This restriction doesn't apply if you have a BIOS newer than around 1995–98 (depending on the manufacturer) that supports the “Enhanced Disk Drive Support Specification”. Debian's Lilo alternative mbr must use the BIOS to read the kernel from the disk into RAM. If the BIOS int 0x13 large disk access extensions are found to be present, they will be utilized. Otherwise, the legacy disk access interface is used as a fall-back, and it cannot be used to address any location on the disk higher than the 1023rd cylinder. Once Linux is booted, no matter what BIOS your computer has, these restrictions no longer apply, since Linux does not use the BIOS for disk access.
如果您有一個大硬碟，您也許必須使用磁柱轉換(cylinder translation)技術。它可以透過 BIOS 設定程式中設定，比如 LBA (Logical Block Addressing) 或者 CHS 轉換模式(“Large”)。關於大硬碟的各種議題討論可以在 Large Disk HOWTO 下找到。如果您正在使用一個磁柱轉換方案，而 BIOS 不支援高容量硬碟的存取，您的開機分割區必須放置在 轉換後 的 1024 磁柱內。

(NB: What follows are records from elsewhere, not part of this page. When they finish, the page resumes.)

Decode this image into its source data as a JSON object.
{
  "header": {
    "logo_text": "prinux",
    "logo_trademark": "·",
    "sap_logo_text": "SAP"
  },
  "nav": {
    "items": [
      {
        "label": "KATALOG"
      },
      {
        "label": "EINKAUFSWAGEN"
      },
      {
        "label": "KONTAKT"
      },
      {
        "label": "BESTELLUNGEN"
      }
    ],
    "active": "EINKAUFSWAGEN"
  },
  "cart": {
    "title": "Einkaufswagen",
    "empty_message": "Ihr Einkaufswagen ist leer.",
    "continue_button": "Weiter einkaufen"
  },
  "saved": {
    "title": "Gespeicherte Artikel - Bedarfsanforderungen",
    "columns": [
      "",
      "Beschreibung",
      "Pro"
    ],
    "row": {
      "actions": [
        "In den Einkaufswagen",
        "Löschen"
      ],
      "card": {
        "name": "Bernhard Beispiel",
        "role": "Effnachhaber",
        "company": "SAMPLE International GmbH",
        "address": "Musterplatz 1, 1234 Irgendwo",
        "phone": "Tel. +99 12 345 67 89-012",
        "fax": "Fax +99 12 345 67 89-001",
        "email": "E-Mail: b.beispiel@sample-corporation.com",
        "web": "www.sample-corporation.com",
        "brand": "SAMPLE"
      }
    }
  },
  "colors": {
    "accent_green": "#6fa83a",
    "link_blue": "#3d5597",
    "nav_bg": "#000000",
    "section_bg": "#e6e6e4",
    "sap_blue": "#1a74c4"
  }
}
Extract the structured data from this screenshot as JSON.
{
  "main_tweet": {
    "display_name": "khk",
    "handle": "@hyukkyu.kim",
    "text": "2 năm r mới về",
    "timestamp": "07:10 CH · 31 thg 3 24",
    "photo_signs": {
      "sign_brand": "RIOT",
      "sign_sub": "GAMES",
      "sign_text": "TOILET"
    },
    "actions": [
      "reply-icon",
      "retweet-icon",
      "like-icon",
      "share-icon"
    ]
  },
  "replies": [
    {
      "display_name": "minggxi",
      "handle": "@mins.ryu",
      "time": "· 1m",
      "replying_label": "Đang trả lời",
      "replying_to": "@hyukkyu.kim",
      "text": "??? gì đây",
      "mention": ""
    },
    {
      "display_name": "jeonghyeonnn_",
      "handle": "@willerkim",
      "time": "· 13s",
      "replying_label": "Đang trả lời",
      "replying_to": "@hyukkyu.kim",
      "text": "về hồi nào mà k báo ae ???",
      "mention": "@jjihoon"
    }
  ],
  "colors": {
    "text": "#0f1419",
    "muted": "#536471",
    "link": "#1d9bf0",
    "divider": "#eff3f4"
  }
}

The recommended way of accomplishing this is to create a small (25–50MB should suffice) partition at the beginning of the disk to be used as the boot partition, and then create whatever other partitions you wish to have, in the remaining area. This boot partition must be mounted on
/boot, since that is the directory where the Linux kernel(s) will be stored. This configuration will work on any system, regardless of whether LBA or large disk CHS translation is used, and regardless of whether your BIOS supports the large disk access extensions.